━━━ MATERIAL FOR THE TASK ━━━
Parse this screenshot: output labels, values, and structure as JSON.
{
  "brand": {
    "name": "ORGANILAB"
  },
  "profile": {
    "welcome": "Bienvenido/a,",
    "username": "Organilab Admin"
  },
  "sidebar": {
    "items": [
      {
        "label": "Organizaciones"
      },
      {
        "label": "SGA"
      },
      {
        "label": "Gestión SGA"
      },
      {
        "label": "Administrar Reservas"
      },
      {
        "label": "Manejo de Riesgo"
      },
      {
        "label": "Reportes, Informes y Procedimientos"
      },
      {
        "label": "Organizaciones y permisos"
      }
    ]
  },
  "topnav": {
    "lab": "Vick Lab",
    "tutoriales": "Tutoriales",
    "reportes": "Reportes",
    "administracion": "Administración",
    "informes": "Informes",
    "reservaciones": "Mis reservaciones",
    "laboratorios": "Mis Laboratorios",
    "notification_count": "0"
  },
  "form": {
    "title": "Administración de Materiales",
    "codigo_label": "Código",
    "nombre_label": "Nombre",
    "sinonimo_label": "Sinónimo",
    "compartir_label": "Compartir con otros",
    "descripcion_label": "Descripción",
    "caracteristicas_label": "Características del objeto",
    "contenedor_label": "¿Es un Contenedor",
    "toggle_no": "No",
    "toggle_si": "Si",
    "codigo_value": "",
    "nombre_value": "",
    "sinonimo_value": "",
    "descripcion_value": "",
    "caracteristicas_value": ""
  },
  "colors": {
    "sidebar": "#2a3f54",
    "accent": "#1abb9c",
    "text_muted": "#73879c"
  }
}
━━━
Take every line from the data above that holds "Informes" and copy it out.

## EXERCISE SOLUTION
        "label": "Reportes, Informes y Procedimientos"
    "informes": "Informes",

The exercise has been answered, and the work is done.